Job depletion... * “In one form or another, social- and physical-distancing measures are likely to persist after the pandemic itself subsides, justifying the decision in many companies from different industries to accelerate automation. After a while, the enduring concerns about technological unemployment will recede as societies emphasize the need to restructure the workplace in a way that minimizes close human contact. Indeed, automation technologies are particularly well suited to a world in which human beings can’t get too close to each other or are willing to reduce their interactions. Our lingering and possibly lasting fear of being infected with a virus (COVID-19 or another) will thus speed the relentless march of automation, particularly in the fields most susceptible to automation”
* “The necessity to address the pandemic with any means available (plus, during the outbreak, the need to protect health workers by allowing them to work remotely) removed some of the regulatory and legislative impediments related to the adoption of telemedicine”

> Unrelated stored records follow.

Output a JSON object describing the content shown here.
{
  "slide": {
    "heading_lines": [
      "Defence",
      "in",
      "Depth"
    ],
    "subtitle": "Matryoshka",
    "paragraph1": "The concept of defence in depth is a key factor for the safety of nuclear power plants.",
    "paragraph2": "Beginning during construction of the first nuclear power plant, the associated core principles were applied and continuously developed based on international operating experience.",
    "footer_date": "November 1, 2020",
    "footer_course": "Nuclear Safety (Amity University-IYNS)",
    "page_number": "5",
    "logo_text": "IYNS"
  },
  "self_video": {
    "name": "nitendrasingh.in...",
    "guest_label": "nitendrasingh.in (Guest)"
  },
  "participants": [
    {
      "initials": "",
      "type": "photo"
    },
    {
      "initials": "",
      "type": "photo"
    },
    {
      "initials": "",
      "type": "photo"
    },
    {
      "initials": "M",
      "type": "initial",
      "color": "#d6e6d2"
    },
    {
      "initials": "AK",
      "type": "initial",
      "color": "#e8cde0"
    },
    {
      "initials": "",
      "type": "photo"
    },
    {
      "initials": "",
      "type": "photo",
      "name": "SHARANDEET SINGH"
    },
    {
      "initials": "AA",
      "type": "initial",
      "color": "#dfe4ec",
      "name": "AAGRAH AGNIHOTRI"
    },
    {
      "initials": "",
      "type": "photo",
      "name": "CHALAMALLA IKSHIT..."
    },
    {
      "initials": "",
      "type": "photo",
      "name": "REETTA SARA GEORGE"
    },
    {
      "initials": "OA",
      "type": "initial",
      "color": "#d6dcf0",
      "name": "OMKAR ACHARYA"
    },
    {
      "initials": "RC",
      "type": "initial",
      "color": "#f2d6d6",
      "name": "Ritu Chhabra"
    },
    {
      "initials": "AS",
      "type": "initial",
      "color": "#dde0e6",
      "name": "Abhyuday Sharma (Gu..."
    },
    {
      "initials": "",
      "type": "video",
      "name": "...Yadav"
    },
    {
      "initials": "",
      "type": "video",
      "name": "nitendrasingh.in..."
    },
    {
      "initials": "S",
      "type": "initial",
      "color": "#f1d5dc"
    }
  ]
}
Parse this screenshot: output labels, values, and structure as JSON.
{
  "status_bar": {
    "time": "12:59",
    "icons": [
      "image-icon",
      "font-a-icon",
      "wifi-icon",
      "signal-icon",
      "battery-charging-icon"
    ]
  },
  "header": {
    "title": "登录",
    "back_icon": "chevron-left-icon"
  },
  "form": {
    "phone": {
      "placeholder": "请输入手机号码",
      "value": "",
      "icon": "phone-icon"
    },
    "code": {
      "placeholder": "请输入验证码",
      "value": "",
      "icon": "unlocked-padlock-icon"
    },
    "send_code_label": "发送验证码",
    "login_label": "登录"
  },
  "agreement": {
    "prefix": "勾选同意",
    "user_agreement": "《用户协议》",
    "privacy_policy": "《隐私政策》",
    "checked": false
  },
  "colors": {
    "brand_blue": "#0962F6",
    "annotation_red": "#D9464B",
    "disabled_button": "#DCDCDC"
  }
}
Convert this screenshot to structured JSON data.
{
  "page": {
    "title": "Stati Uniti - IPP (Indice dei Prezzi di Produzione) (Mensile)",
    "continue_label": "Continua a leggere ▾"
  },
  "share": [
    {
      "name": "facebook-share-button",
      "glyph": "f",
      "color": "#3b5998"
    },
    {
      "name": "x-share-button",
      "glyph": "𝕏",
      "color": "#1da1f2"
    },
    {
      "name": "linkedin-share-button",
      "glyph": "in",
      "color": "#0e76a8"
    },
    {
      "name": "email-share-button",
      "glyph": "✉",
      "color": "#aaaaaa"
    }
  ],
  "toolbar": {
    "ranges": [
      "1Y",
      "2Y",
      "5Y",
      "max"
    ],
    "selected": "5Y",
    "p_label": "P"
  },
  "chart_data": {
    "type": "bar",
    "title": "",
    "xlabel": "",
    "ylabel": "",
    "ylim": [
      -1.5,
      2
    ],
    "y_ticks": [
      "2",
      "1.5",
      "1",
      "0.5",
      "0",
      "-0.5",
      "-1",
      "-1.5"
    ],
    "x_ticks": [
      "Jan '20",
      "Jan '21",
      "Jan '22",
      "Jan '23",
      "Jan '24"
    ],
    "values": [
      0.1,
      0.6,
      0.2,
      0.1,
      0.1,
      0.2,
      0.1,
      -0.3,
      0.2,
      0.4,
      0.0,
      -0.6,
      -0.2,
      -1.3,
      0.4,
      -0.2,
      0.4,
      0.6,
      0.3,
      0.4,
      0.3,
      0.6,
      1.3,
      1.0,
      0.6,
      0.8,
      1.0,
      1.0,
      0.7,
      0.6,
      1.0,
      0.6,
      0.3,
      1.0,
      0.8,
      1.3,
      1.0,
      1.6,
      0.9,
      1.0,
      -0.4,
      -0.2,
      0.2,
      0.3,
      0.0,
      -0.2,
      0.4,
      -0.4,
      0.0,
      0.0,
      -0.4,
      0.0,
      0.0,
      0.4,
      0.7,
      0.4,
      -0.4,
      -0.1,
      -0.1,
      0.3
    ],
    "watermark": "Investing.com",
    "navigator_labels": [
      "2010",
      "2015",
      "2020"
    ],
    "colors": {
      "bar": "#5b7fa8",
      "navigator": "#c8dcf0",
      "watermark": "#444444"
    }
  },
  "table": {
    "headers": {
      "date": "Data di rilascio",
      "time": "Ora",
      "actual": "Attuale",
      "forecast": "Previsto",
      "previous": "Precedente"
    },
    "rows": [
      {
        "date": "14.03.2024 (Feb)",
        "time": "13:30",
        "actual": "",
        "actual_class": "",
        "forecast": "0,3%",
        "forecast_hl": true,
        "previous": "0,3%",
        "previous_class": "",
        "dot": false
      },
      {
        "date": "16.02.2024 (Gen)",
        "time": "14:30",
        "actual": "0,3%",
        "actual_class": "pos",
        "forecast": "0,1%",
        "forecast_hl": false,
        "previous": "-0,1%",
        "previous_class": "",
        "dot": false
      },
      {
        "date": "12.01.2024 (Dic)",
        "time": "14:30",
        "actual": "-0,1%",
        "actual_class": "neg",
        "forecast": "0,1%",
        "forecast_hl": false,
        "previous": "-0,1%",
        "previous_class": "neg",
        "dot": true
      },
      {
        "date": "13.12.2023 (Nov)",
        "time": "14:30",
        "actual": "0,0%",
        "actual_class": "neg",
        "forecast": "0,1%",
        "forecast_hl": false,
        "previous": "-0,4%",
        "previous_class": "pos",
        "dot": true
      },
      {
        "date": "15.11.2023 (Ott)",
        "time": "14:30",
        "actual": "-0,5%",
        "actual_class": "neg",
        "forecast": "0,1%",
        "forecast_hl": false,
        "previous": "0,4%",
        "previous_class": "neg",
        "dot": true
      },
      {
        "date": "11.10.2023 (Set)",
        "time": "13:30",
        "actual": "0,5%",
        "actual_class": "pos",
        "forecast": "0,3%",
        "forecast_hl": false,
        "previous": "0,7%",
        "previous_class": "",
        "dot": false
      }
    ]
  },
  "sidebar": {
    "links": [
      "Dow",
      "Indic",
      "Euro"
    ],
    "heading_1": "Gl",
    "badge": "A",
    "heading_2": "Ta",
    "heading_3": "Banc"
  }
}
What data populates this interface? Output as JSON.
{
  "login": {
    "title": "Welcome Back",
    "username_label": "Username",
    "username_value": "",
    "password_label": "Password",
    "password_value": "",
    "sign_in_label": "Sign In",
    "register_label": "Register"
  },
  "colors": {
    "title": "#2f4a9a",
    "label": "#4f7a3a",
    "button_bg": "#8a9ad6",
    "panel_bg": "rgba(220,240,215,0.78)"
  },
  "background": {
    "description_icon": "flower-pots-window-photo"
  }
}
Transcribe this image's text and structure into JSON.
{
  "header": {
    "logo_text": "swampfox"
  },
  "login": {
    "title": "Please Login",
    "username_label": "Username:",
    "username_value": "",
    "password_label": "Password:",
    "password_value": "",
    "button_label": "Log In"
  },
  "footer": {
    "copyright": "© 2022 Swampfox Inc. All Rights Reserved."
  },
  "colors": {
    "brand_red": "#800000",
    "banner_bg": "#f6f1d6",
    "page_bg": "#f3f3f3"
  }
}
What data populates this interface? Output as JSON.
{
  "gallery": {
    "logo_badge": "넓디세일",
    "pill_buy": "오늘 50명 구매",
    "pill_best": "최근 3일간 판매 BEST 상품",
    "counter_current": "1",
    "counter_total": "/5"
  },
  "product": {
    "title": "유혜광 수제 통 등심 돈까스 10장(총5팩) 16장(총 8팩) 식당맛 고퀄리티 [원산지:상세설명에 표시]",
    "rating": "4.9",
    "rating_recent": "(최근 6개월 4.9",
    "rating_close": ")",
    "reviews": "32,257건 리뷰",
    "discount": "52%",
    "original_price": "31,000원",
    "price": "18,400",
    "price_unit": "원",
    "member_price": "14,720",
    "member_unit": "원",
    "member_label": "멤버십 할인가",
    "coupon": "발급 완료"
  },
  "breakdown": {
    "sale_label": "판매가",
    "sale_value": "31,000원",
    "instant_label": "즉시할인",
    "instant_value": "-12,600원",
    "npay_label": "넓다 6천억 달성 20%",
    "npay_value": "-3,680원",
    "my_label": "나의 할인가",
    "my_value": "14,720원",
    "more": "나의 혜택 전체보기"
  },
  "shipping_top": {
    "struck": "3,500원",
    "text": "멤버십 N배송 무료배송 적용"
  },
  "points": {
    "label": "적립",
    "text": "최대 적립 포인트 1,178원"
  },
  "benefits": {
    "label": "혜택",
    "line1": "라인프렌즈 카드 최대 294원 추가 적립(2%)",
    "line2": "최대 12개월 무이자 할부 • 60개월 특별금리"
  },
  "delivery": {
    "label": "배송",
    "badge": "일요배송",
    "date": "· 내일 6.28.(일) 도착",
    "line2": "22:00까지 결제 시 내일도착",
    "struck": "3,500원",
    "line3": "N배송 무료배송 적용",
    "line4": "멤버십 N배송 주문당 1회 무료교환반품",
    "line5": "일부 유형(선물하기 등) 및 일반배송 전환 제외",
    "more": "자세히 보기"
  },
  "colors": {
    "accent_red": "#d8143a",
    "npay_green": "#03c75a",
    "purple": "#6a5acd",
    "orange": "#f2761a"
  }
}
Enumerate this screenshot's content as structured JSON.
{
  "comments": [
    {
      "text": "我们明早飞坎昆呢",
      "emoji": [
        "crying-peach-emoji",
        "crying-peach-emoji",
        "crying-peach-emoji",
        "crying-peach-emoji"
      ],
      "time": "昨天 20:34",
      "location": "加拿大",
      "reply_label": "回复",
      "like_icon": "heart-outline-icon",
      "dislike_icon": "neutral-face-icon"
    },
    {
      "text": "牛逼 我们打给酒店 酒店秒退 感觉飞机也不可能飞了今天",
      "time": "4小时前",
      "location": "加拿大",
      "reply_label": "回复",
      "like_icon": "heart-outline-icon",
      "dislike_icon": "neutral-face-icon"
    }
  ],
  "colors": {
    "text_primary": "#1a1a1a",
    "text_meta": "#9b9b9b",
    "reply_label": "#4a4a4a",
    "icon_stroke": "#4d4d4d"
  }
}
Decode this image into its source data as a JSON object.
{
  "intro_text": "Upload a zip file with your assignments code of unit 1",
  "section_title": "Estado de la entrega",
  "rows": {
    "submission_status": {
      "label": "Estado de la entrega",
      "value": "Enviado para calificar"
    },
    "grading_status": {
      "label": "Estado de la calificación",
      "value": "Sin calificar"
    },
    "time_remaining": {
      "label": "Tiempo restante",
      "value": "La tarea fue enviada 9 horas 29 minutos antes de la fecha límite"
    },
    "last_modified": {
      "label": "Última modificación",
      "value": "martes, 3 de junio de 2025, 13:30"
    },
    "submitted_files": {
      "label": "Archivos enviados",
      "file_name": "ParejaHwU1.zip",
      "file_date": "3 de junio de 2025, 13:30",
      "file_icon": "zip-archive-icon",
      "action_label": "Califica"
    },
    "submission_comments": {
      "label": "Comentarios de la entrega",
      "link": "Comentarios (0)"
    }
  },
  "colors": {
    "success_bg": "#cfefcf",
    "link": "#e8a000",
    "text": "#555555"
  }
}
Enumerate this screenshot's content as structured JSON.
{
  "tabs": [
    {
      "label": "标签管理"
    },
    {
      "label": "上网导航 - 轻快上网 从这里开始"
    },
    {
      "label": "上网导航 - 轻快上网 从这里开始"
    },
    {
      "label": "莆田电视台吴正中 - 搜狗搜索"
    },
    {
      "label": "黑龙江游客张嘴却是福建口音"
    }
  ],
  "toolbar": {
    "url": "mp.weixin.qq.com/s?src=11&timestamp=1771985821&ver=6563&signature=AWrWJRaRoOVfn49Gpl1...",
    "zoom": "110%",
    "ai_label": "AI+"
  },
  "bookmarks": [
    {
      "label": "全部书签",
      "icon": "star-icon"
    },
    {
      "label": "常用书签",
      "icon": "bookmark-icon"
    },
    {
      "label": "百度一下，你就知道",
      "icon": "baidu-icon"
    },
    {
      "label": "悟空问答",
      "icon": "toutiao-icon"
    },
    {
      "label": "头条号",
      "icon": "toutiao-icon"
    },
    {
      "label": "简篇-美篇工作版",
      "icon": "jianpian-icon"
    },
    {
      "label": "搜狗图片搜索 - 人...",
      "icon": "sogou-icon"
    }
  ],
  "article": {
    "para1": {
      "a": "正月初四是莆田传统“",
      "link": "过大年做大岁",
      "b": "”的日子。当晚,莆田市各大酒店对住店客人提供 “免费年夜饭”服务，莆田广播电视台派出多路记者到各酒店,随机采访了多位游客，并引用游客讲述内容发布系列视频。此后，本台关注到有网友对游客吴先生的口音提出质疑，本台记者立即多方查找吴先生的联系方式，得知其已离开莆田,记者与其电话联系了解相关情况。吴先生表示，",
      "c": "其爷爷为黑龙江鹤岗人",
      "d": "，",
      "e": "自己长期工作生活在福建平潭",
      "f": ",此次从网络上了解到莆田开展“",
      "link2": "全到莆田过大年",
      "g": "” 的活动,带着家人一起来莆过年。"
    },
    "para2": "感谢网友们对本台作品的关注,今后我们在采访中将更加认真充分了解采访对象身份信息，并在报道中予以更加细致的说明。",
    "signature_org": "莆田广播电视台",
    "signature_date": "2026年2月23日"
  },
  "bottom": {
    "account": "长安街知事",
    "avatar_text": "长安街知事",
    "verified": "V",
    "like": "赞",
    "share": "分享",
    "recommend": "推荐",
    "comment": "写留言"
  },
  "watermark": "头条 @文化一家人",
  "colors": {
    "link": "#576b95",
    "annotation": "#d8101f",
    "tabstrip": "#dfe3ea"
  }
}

* “To date governments have often slowed the pace of adoption of new technologies by lengthy ponderings about what the best regulatory framework should look like but, as the example of telemedicine and drone delivery is now showing, a dramatic acceleration forced by necessity is possible. During the lockdowns, a quasi-global relaxation of regulations that had previously hampered progress in domains where the technology had been available for years suddenly happened because there was no better or other choice available. What was until recently unthinkable suddenly became possible… New regulations will stay in place”.
Helping the elite private sector profit... * “In April 2020, just as the pandemic began to engulf the world, governments across the globe had announced stimulus programmes amounting to several trillion dollars, as if eight or nine Marshall Plans had been put into place almost simultaneously”. “COVID-19 has rewritten many of the rules of the game between the public and private sectors. … The benevolent (or otherwise) greater intrusion of governments in the life of companies and the conduct of their business will be country- and industry-dependent, therefore taking many different guises” “Measures that would have seemed inconceivable prior to the pandemic may well become standard around the world as governments try to prevent the economic recession from turning into a catastrophic depression.
* “Increasingly, there will be calls for government to act as a ‘payer of last resort’ to prevent or stem the spate of mass layoffs and business destruction triggered by the pandemic. All these changes are altering the rules of the economic and monetary policy ‘game’.” “One of the great lessons of the past five centuries in Europe and America is this: acute crises contribute to boosting the power of the state. It’s always been the case and there is no reason why it should be different with the COVID-19 pandemic”. “Looking to the future, governments will most likely, but with different degrees of intensity, decide that it’s in the best interest of society to rewrite some of the rules of the game and permanently increase their role”.
TA DA !! ... * : “The corporate move will be towards greater surveillance; for better or for worse, companies will be watching and sometimes recording what their workforce does. The trend could take many different forms, from measuring body temperatures with thermal cameras to monitoring via an app how employees comply with social distancing”
Nanobots ... * “The next hurdle is the political challenge of vaccinating enough people worldwide (we are collectively as strong as the weakest link) with a high enough compliance rate despite the rise of anti-vaxxers”.